In Townsville we visited Carden and Paul at the Museum of Tropical Queensland and got a great behind the scenes tour of Carden’s Acropora collection as well as some newly acquired historical diving gear. The next day we visited the famous ReefHQ aquarium and got a personal tour by a volunteer. I wasn’t about to leave Townsville without diving the famous Yongala Wreck that is considered one of the top wreck dives in the world. We managed to get spots on a large zodiac running out of Ayr, about an hour south of Townsville, and got ready for the dive. I am still fairly new to wreck diving and while the Yongala is just over 100m long and lying beautifully on its side, it isn’t so much a wreck as it is its own reef ecosystem. The ship is almost completely covered by coral and coral fish schools. On the two dives we saw a few turtles, sharks, and a huge eagle ray. I also finally got to see my first couple of sea snakes and marveled as they slithered and swam in and out of the coral structures. The dives were beautiful even though the visibility could have been a bit better, and I would enjoy diving on this wreck again.

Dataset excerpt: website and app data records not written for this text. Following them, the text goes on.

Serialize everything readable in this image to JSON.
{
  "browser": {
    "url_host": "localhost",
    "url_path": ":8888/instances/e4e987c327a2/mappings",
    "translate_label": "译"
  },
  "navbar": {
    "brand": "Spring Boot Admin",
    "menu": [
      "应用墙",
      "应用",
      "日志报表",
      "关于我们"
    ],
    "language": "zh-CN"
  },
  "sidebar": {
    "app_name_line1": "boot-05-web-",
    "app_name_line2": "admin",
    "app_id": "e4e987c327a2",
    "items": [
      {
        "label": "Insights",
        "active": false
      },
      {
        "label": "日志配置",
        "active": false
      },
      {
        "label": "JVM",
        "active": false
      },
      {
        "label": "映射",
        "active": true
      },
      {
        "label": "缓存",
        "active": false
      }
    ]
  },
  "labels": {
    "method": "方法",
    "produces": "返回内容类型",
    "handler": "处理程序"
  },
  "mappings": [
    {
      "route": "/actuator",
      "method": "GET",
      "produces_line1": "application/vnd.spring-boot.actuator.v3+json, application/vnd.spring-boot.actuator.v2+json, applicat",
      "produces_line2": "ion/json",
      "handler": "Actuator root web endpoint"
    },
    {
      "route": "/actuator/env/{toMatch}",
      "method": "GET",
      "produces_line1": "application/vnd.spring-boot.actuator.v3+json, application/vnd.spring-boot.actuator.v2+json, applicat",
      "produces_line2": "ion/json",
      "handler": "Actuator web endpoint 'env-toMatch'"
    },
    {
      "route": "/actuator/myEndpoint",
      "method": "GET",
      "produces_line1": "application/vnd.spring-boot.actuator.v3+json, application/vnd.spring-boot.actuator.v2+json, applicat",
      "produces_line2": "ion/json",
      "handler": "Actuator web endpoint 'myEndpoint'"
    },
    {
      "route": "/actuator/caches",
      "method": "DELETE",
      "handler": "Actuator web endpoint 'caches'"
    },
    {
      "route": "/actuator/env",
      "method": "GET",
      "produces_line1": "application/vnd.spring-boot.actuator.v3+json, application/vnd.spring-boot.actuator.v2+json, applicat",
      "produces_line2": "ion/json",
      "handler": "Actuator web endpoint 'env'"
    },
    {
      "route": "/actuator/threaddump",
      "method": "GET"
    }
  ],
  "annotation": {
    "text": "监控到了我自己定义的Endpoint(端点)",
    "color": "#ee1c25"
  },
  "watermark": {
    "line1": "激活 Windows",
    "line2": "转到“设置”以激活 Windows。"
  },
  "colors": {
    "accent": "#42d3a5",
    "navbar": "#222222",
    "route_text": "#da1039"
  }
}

I only had a mere few days left in Australia and I decided to take them easy. It had gotten very hot in the past few weeks and I spent most of the time inside working on the computer or visiting the museums. I still had the rental car to return but for the last night I drove back up north to Port Douglas to see Linda Rumney. Linda and John Rumney have been long time friends of the scholarship and after meeting them at DEMA in October they had been of great help in finding the proper contacts in Queensland. After a beautiful drive up north (I am very proud of my ability to drive on the left!) I had dinner with Linda (John was on a boat at the time) and we talked the night away about the scholarship, traveling, and her and John’s new charter business.
I left Cairns on the morning of December 24th and made it back to San Francisco on the morning of December 24th. I had two Christmas eves! Luckily the 14-hour flight wasn’t actually all that bad as I had four seats to myself to stretch out and sleep. Unfortunately a 10 hour layover in San Francisco greeted me when I landed but I decided to treat myself to a daily-use hotel room and room service. That night I finally boarded a red-eye to bring me across the country and back home just in time to be picked up by none other than Santa himself (well, my dad in a Santa hat). After opening presents and sharing some stories with my family I promptly crashed and recovered from the 15 hour time difference over the next five days.
A year ago I had just begun a new part-time job as a program educator at the New England Aquarium in Boston, MA. At that point I had already sent in my application to the scholarship but would not hear back from the society for another few weeks. A few months after that, I was the new scholar. 2007 was certainly a life-changing year and I know that 2008 will continue to be just as amazing. I rang in the New Year with my sister and her husband in Indianapolis and toasted to a wonderful year.
Here’s to 2008!
1. Beautiful volcanic Papua New Guinea
2. Kimbe Bay Market
3. A Japanese fighter pilot plane from WWII in about 10 meters of water near Walindi Resport
4. On the Undersea Explorer with Louise and Grant Bernstein
5. Out with Andy and Peter to find nautiluses
6. Measuring and tagging a nautilus on board the Undersea
7. Filming a sea turtle on the Great Barrier Reef
9. Photo by Yogi Freund
10. On board the Undersea Explorer
11. At the bow of the Yongala near Townsville, QLD